| Try it |
Would you copy the full listing that follows without changing a thing?

| Provided records |
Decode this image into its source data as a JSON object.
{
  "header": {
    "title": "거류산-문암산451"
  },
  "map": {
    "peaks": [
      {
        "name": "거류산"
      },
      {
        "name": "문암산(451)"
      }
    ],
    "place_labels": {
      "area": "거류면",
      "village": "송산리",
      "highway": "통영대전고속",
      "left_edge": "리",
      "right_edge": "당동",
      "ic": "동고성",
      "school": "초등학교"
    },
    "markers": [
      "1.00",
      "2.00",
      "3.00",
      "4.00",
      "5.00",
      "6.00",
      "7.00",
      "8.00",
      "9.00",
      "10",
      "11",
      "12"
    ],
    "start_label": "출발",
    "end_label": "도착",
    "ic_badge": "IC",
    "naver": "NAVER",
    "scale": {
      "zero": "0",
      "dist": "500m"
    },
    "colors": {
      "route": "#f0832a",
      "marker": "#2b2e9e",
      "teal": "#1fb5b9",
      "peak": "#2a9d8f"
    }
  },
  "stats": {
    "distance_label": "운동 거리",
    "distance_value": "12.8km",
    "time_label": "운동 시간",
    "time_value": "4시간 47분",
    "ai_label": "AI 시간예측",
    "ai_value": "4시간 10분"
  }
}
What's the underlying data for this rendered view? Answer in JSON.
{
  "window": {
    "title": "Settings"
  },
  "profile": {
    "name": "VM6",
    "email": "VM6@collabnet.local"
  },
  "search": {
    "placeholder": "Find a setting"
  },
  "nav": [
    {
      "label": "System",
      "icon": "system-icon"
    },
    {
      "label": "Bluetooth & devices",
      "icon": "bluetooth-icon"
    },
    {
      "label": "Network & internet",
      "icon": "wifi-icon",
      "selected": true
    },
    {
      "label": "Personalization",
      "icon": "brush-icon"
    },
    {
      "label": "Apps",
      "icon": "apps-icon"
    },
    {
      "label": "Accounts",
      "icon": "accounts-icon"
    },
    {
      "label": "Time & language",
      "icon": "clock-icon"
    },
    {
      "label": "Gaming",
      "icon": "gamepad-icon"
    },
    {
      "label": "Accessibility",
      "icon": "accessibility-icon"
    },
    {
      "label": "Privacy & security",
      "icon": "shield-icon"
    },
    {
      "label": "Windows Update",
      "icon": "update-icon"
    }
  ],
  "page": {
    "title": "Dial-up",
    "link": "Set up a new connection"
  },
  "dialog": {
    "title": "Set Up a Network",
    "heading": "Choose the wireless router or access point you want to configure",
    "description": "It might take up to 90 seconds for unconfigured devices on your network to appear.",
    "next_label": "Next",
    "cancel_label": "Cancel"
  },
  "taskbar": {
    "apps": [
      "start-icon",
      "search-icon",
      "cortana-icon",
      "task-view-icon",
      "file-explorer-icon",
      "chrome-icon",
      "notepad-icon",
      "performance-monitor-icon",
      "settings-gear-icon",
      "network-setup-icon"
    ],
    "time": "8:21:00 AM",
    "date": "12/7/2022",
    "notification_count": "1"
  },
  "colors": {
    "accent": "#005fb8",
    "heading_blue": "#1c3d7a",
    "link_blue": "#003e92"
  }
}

| Result of the task |
Decode this image into its source data as a JSON object.
{
  "header": {
    "title": "거류산-문암산451"
  },
  "map": {
    "peaks": [
      {
        "name": "거류산"
      },
      {
        "name": "문암산(451)"
      }
    ],
    "place_labels": {
      "area": "거류면",
      "village": "송산리",
      "highway": "통영대전고속",
      "left_edge": "리",
      "right_edge": "당동",
      "ic": "동고성",
      "school": "초등학교"
    },
    "markers": [
      "1.00",
      "2.00",
      "3.00",
      "4.00",
      "5.00",
      "6.00",
      "7.00",
      "8.00",
      "9.00",
      "10",
      "11",
      "12"
    ],
    "start_label": "출발",
    "end_label": "도착",
    "ic_badge": "IC",
    "naver": "NAVER",
    "scale": {
      "zero": "0",
      "dist": "500m"
    },
    "colors": {
      "route": "#f0832a",
      "marker": "#2b2e9e",
      "teal": "#1fb5b9",
      "peak": "#2a9d8f"
    }
  },
  "stats": {
    "distance_label": "운동 거리",
    "distance_value": "12.8km",
    "time_label": "운동 시간",
    "time_value": "4시간 47분",
    "ai_label": "AI 시간예측",
    "ai_value": "4시간 10분"
  }
}
What's the underlying data for this rendered view? Answer in JSON.
{
  "window": {
    "title": "Settings"
  },
  "profile": {
    "name": "VM6",
    "email": "VM6@collabnet.local"
  },
  "search": {
    "placeholder": "Find a setting"
  },
  "nav": [
    {
      "label": "System",
      "icon": "system-icon"
    },
    {
      "label": "Bluetooth & devices",
      "icon": "bluetooth-icon"
    },
    {
      "label": "Network & internet",
      "icon": "wifi-icon",
      "selected": true
    },
    {
      "label": "Personalization",
      "icon": "brush-icon"
    },
    {
      "label": "Apps",
      "icon": "apps-icon"
    },
    {
      "label": "Accounts",
      "icon": "accounts-icon"
    },
    {
      "label": "Time & language",
      "icon": "clock-icon"
    },
    {
      "label": "Gaming",
      "icon": "gamepad-icon"
    },
    {
      "label": "Accessibility",
      "icon": "accessibility-icon"
    },
    {
      "label": "Privacy & security",
      "icon": "shield-icon"
    },
    {
      "label": "Windows Update",
      "icon": "update-icon"
    }
  ],
  "page": {
    "title": "Dial-up",
    "link": "Set up a new connection"
  },
  "dialog": {
    "title": "Set Up a Network",
    "heading": "Choose the wireless router or access point you want to configure",
    "description": "It might take up to 90 seconds for unconfigured devices on your network to appear.",
    "next_label": "Next",
    "cancel_label": "Cancel"
  },
  "taskbar": {
    "apps": [
      "start-icon",
      "search-icon",
      "cortana-icon",
      "task-view-icon",
      "file-explorer-icon",
      "chrome-icon",
      "notepad-icon",
      "performance-monitor-icon",
      "settings-gear-icon",
      "network-setup-icon"
    ],
    "time": "8:21:00 AM",
    "date": "12/7/2022",
    "notification_count": "1"
  },
  "colors": {
    "accent": "#005fb8",
    "heading_blue": "#1c3d7a",
    "link_blue": "#003e92"
  }
}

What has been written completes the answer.